Charlie returned from the shop with shocking news. He’d discovered I’d been tempting fate driving a car that could burst into flames at any moment. MY aneroidal carburetor is the culprit, he said. “The gasoline goes directly from the tank to this faulty carburetor. I wouldn’t drive this potential torch another 50 miles,” he said. The new carburetor is going to be expensive and not easy to install, Charlie said. “Let me give you an estimate.” He wet his pencil tip and began to jot down figures. “It’s going to be just over $500,” he said. “I’ll do my best to lower that, my friend, but I don’t want to cut corners where your safety’s involved. Come back Tuesday. I’ll have the part by then. It’ll take a couple of hours to install so bring a good book. Ha, Ha. Lucky for you I caught this.”
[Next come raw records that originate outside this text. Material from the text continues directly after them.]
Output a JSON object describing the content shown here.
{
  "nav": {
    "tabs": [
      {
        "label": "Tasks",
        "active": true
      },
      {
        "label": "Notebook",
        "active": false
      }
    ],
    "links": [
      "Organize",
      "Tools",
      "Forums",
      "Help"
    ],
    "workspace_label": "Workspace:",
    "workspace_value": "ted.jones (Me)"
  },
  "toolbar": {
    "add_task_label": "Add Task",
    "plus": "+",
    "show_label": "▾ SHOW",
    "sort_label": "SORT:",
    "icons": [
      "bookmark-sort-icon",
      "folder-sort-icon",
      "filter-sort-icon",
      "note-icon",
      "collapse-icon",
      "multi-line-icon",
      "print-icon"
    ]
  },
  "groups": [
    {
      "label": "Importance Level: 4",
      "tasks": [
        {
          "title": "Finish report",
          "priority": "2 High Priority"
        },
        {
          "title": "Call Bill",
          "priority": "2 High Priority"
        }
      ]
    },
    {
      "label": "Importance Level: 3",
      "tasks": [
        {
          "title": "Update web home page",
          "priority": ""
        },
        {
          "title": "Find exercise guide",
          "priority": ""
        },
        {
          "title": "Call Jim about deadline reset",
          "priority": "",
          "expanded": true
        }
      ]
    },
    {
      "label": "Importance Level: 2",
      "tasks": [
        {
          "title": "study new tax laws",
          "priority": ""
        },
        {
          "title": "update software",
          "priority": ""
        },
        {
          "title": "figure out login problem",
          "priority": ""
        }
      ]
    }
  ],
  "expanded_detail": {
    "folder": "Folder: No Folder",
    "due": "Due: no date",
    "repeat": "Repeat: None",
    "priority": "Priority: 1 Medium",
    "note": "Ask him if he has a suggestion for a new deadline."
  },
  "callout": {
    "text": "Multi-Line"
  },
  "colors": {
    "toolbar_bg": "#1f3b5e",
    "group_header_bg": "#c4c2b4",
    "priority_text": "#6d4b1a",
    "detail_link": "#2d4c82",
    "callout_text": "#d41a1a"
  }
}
The very next Monday my car wouldn’t start in the Home Depot lot and eventually the AAA tow truck driver arrived. “What’s the trouble, Mac?”
“I hope it’s not my aneroidal carburetor,” I said. “Your aneroidal what?” I told him about Charlie’s warning.
“There’s no such part,” he said. “This car model hasn’t had any kind of carburetor since 1990 and I never heard of an aneroidal one.” Who told you that fairy tale? Today, it just looks like you left your headlights on and drained the battery.” He jump started me in five minutes.
I went back to Charlie’s on Tuesday. “You were right, Charlie,” I said. I told him my aneroidal carberator began to smoke badly in Newark and I had to get a new one on the spot. “The guy charged me $75 and installed it in a half hour. Thanks anyway for the warning Charlie. I should have been more careful.” He just looked at me blankly and nodded. He knew his jig was up.
After three cups of free coffee I left with my pockets full of donuts. but I’m sure Charlie was still way ahead of me dollarwise.